“I hate life.” My 9-year-old daughter slumped on my lap, a tear meandering down her cheek.
“Oh honey, I know. I’m so sorry,” I said, pulling her close.
“I hate Zoom and remote learning and I hate it when Daddy gets us school lunch even though we’re not at school and I hate it that we’re not going to Grandma and Grandpa’s for Christmas. Also, I have a stomachache. And my eye hurts.”
I almost launched into my Pollyanna speech about focusing on the blessings we have instead of the things that have been taken away, which I give my children almost every day. But I stopped myself as a memory surfaced in my mind. Me, in a hospital bed, waiting to be wheeled in to get an MRI scan of my brain. I lay there, heart racing, feeling odd sensations on the right side of my body. A heaviness in my arm that I couldn’t shake, tingling in my back, numbness from my hip down to the outside of my kneecap. With such a strange confluence of symptoms, everything had to be ruled out, and scanning my brain would help the doctor zero in on what was going on.
It was April 2014, and I had just begun to experience panic attacks and clinical anxiety for the very first time. Anxiety looks different for different people, but for me it often presents in psychosomatic form, with physical symptoms so convincing that I’ve been certain I’m having a heart attack, a stroke, possibly throat cancer. I’ve gone to the emergency room multiple times with anxiety masked as another illness, and while I am in a much better place now than I was in 2014, I still occasionally struggle with psychosomatic symptoms.
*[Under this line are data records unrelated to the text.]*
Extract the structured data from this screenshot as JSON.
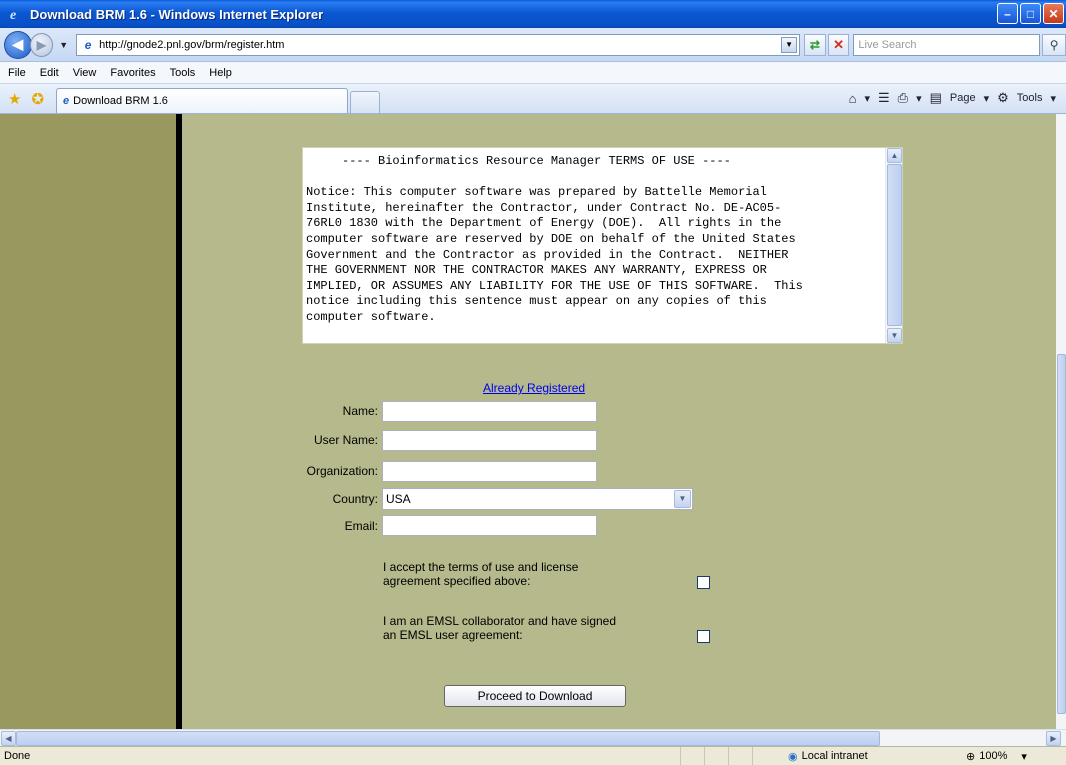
{
  "window": {
    "title": "Download BRM 1.6 - Windows Internet Explorer"
  },
  "address": {
    "url": "http://gnode2.pnl.gov/brm/register.htm",
    "search_placeholder": "Live Search"
  },
  "menu": {
    "items": [
      "File",
      "Edit",
      "View",
      "Favorites",
      "Tools",
      "Help"
    ]
  },
  "tabs": {
    "active_label": "Download BRM 1.6",
    "page_label": "Page",
    "tools_label": "Tools"
  },
  "terms": {
    "text": "     ---- Bioinformatics Resource Manager TERMS OF USE ----\n\nNotice: This computer software was prepared by Battelle Memorial\nInstitute, hereinafter the Contractor, under Contract No. DE-AC05-\n76RL0 1830 with the Department of Energy (DOE).  All rights in the\ncomputer software are reserved by DOE on behalf of the United States\nGovernment and the Contractor as provided in the Contract.  NEITHER\nTHE GOVERNMENT NOR THE CONTRACTOR MAKES ANY WARRANTY, EXPRESS OR\nIMPLIED, OR ASSUMES ANY LIABILITY FOR THE USE OF THIS SOFTWARE.  This\nnotice including this sentence must appear on any copies of this\ncomputer software."
  },
  "form": {
    "already_registered": "Already Registered",
    "name_label": "Name:",
    "username_label": "User Name:",
    "organization_label": "Organization:",
    "country_label": "Country:",
    "country_value": "USA",
    "email_label": "Email:",
    "accept_terms": "I accept the terms of use and license agreement specified above:",
    "emsl_collab": "I am an EMSL collaborator and have signed an EMSL user agreement:",
    "proceed_button": "Proceed to Download"
  },
  "status": {
    "text": "Done",
    "zone": "Local intranet",
    "zoom": "100%"
  },
  "colors": {
    "page_bg": "#b5b98b",
    "left_column": "#98985f",
    "title_bar": "#0b58d3"
  }
}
When it all started so suddenly in the spring of 2014, however, and I had no medical history of anxiety, it was terrifying not to know what was happening; my ignorance only deepened the crippling panic that threatened to engulf me. And while of course I did not want a scary diagnosis, my symptoms became so severe over the course of a single week that any diagnosis would have been a relief.
I don’t remember much about that hospital visit except that my mom was there. After days of confusion and me nearly incapacitated in bed most of the time, I had asked her to make the eight-hour drive from Michigan because I just needed her with me. She was scared as well; I could tell because she had much less to say than usual. I needed her to walk me to the bathroom when the weight on my limbs made it difficult to stand up. I needed her to drive me to the hospital when I finally decided to go back there (it took three hospital visits to come to a clear diagnosis). But even more than getting me from here to there, I just needed her to be with me, wherever I was.
She sat beside the bed in one of those ugly visitors’ chairs, vinyl with a plaid design. “Will you hold my hand?” I said. She pressed her cool, dry palm around my clammy, clenched fingers. I closed my eyes and waited for the MRI tech to call me in.
“Sing me a song,” I said to my mom, hoping for one of my soothing childhood staples.
“I am Jesus’ little lamb,” my mom started the song. Her familiar, pitch-perfect singing voice relaxed me immediately. Even though I was afraid, someone who loved me was with me, and that was all I needed as I waited for clarity about my situation.
Behold, the virgin shall conceive and bear a son, and they shall name him Emmanuel,” which means, “God is with us” (Matthew 1:23).
This past week I sat with my own daughter, who has been frustrated and bewildered by changes and restrictions for the last nine months. I thought about how much I wanted to solve all her problems, and how my mom probably felt similarly when she sat with me in the hospital six years ago. In both cases, mother had no power to bring a solution to her daughter’s distress…no power except the power of being present to a suffering person, no power except the power of a cool, dry hand and a quavering singing voice. No power except the power to come alongside and be with.
Which is to say, we had the same power as the incarnation at Christmas, when Jesus arrived to be with us, and we can bring this same power of presence to our relationships. Christmas perpetually astounds me because it is God’s way of showing power through weakness. To come as a baby is the ultimate show of vulnerability, but this stunning stooping to our level is exactly what we can give to others who are in need. My mother did it for me six years ago, and I did it for my daughter just last week. I turned from the temptation to preach and solve and instead just sat and held my child. My daughter cried for awhile, repeating again her list of frustrations, chief among them that she can’t do anything to fix COVID and make all her problems go away. When she was finally quiet, I asked, “Do you want me to sing you a song?”
“Yes,” she answered. “My favorite one, ‘I Am Jesus’ Little Lamb’.”
Physically being with someone is difficult right now, with social distancing, limitations on gatherings, and an inability to see each other’s faces when we wear masks. For many of us, there are a few people we can be physically present with, in our households or bubbles or pods, and I encourage you to do that to the best of your ability. When you can’t be physically present with someone who is suffering, there are many ways you can be virtually present with them, thanks to Zoom and Facetime and Skype and Google Hangouts and…the list goes on. Although technological togetherness is not ideal, we can still offer the gift of our presence in these ways—and receive the gift of the presence of others—until we can join together again in person.
Because of Jesus, God is with us. How can you be with someone this Christmas?